Saturday, January 10, 2009

Tenement Museum

Today we went on a fabulous homeschool group trip to the Tenement Museum on the Lower East Side. 97 Orchard Street is a tenement apartment building built in 1863 and was home to about 7000 families until 1935. These were immigrant families that had come to America through Ellis Island. They came from Russia, Poland, Germany, Ireland, Italy, etc. Our tour today was the 3-room apartment once lived in by the Confino family. An actress portraying Victoria Confino showed us around the apartment, told us all about how life was then, and answered our many questions. She was a Sephardic Jew from Turkey (then it was still the Ottoman Empire) and there were 10 people in her family all living in those 3 rooms. It was so fascinating to see the brilliant use of space and to hear how there was still so much joy even though it was harsh times. The rooms are kept just as they were almost 100 years ago - with many of the same pieces of furniture, cooking utensils, and wallpaper. It was like going back in time. The museum has other tours based on some of the other real families who lived in the building.

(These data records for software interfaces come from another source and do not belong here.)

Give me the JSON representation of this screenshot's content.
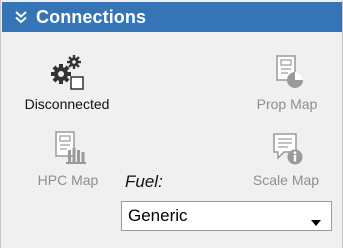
{
  "header": {
    "title": "Connections",
    "collapse_icon": "double-chevron-down-icon"
  },
  "tools": {
    "disconnected": {
      "label": "Disconnected",
      "icon": "gears-icon",
      "enabled": true
    },
    "prop_map": {
      "label": "Prop Map",
      "icon": "prop-map-icon",
      "enabled": false
    },
    "hpc_map": {
      "label": "HPC Map",
      "icon": "hpc-map-icon",
      "enabled": false
    },
    "scale_map": {
      "label": "Scale Map",
      "icon": "scale-map-icon",
      "enabled": false
    }
  },
  "fuel": {
    "label": "Fuel:",
    "selected": "Generic"
  },
  "colors": {
    "header_bg": "#3674b8",
    "header_text": "#ffffff",
    "disabled_text": "#8e8e8e",
    "panel_bg": "#f0f0f0"
  }
}
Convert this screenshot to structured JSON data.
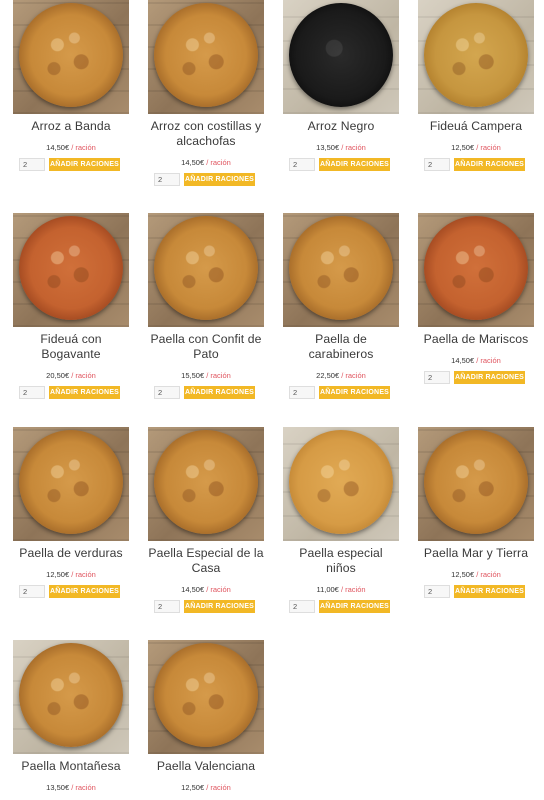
{
  "products": [
    {
      "name": "Arroz a Banda",
      "price": "14,50€",
      "unit": "/ ración",
      "qty": "2",
      "button": "AÑADIR RACIONES"
    },
    {
      "name": "Arroz con costillas y alcachofas",
      "price": "14,50€",
      "unit": "/ ración",
      "qty": "2",
      "button": "AÑADIR RACIONES"
    },
    {
      "name": "Arroz Negro",
      "price": "13,50€",
      "unit": "/ ración",
      "qty": "2",
      "button": "AÑADIR RACIONES"
    },
    {
      "name": "Fideuá Campera",
      "price": "12,50€",
      "unit": "/ ración",
      "qty": "2",
      "button": "AÑADIR RACIONES"
    },
    {
      "name": "Fideuá con Bogavante",
      "price": "20,50€",
      "unit": "/ ración",
      "qty": "2",
      "button": "AÑADIR RACIONES"
    },
    {
      "name": "Paella con Confit de Pato",
      "price": "15,50€",
      "unit": "/ ración",
      "qty": "2",
      "button": "AÑADIR RACIONES"
    },
    {
      "name": "Paella de carabineros",
      "price": "22,50€",
      "unit": "/ ración",
      "qty": "2",
      "button": "AÑADIR RACIONES"
    },
    {
      "name": "Paella de Mariscos",
      "price": "14,50€",
      "unit": "/ ración",
      "qty": "2",
      "button": "AÑADIR RACIONES"
    },
    {
      "name": "Paella de verduras",
      "price": "12,50€",
      "unit": "/ ración",
      "qty": "2",
      "button": "AÑADIR RACIONES"
    },
    {
      "name": "Paella Especial de la Casa",
      "price": "14,50€",
      "unit": "/ ración",
      "qty": "2",
      "button": "AÑADIR RACIONES"
    },
    {
      "name": "Paella especial niños",
      "price": "11,00€",
      "unit": "/ ración",
      "qty": "2",
      "button": "AÑADIR RACIONES"
    },
    {
      "name": "Paella Mar y Tierra",
      "price": "12,50€",
      "unit": "/ ración",
      "qty": "2",
      "button": "AÑADIR RACIONES"
    },
    {
      "name": "Paella Montañesa",
      "price": "13,50€",
      "unit": "/ ración"
    },
    {
      "name": "Paella Valenciana",
      "price": "12,50€",
      "unit": "/ ración"
    }
  ],
  "colors": {
    "accent": "#f2b825",
    "unit_text": "#e0555f"
  }
}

We learned how much of the food they ate was bought from the street pushcarts. The Kosher food was bought in the grocery stores. The girls in Victoria's family didn't go to school after 6th ot 7th grade and a husband was chosen for them around the age of 16. Fun was had at the dance halls where Victoria had recently learned the foxtrot and she even played us a record on her victrolla.

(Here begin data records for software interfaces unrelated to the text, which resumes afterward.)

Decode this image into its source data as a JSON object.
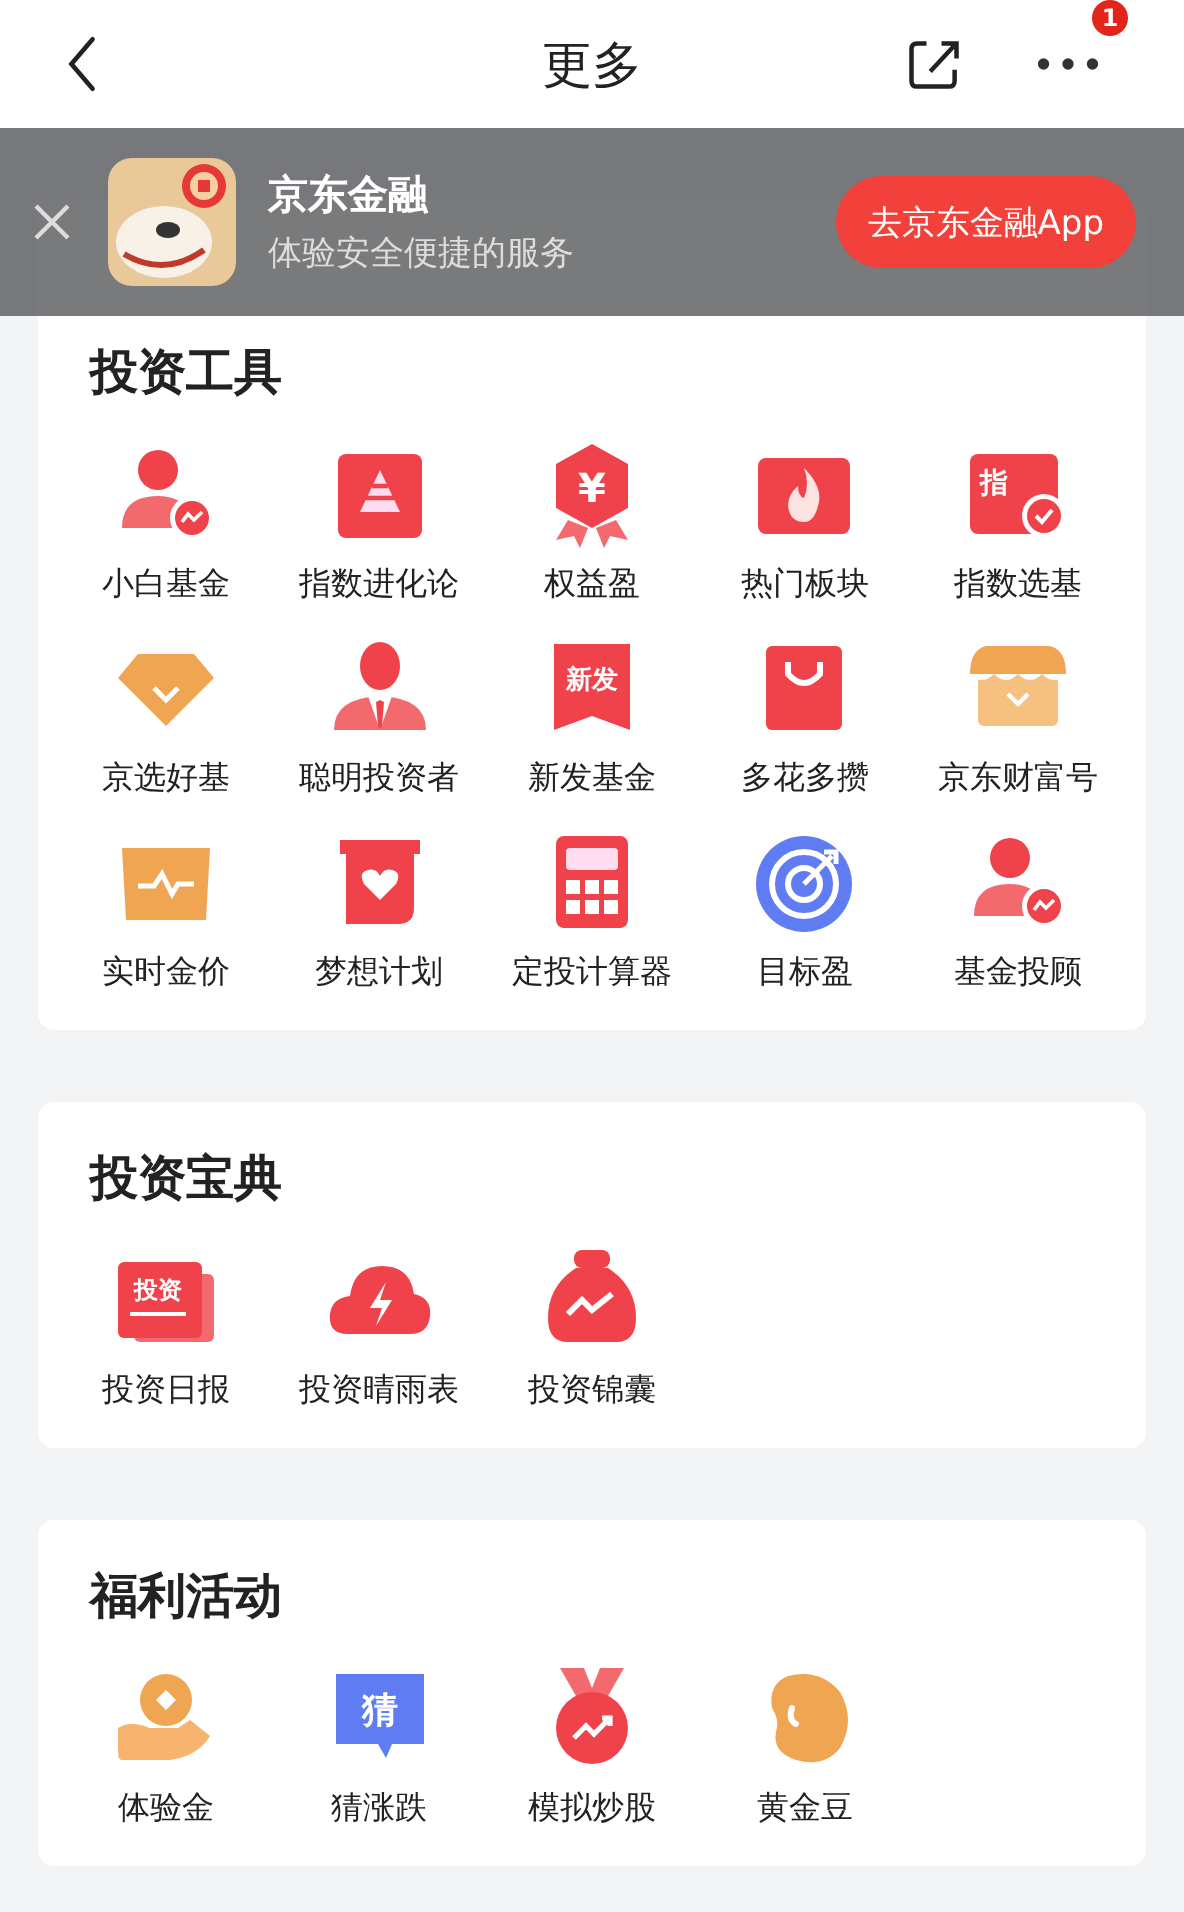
{
  "nav": {
    "title": "更多",
    "badge": "1"
  },
  "banner": {
    "app_name": "京东金融",
    "subtitle": "体验安全便捷的服务",
    "button": "去京东金融App"
  },
  "sections": [
    {
      "title": "投资工具",
      "items": [
        {
          "label": "小白基金",
          "kind": "person-chart"
        },
        {
          "label": "指数进化论",
          "kind": "pyramid"
        },
        {
          "label": "权益盈",
          "kind": "hex-ribbon",
          "icon_text": "¥"
        },
        {
          "label": "热门板块",
          "kind": "flame"
        },
        {
          "label": "指数选基",
          "kind": "card-check",
          "icon_text": "指"
        },
        {
          "label": "京选好基",
          "kind": "diamond"
        },
        {
          "label": "聪明投资者",
          "kind": "businessman"
        },
        {
          "label": "新发基金",
          "kind": "banner-tag",
          "icon_text": "新发"
        },
        {
          "label": "多花多攒",
          "kind": "bag"
        },
        {
          "label": "京东财富号",
          "kind": "shop"
        },
        {
          "label": "实时金价",
          "kind": "wave-box"
        },
        {
          "label": "梦想计划",
          "kind": "heart-box"
        },
        {
          "label": "定投计算器",
          "kind": "calculator"
        },
        {
          "label": "目标盈",
          "kind": "target"
        },
        {
          "label": "基金投顾",
          "kind": "person-chart"
        }
      ]
    },
    {
      "title": "投资宝典",
      "items": [
        {
          "label": "投资日报",
          "kind": "paper",
          "icon_text": "投资"
        },
        {
          "label": "投资晴雨表",
          "kind": "cloud-bolt"
        },
        {
          "label": "投资锦囊",
          "kind": "pouch"
        }
      ]
    },
    {
      "title": "福利活动",
      "items": [
        {
          "label": "体验金",
          "kind": "coin-hand"
        },
        {
          "label": "猜涨跌",
          "kind": "chat",
          "icon_text": "猜"
        },
        {
          "label": "模拟炒股",
          "kind": "medal"
        },
        {
          "label": "黄金豆",
          "kind": "bean"
        }
      ]
    }
  ]
}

I had been meaning to get to the Tenement Museum for years. It was as great as I thought. I think the kids really had fun and I'm sure they learned a lot. W got a book today called "Peppe the Lamplighter" which is about an Italian family who lives in a tenement in Little Italy. It's for his book club next week. I'm so loving this topic because my grandmother was one of 13 kids living in Manhattan around the time of the Depression. Now I have to find out where and how they lived.

Monday, January 05, 2009

Our first day back at the schedule went really really well. J seems happier with her new books. She was much more "into" these readings and gave great narrations. She started the morning with some grammar and math review then we did a few readings together. W is still going strong. He starts with phonics and math and then we do a few readings after that. We started a bit late this morning, so we didn't get to to the timeline stuff we planned. We'll try that tomorrow.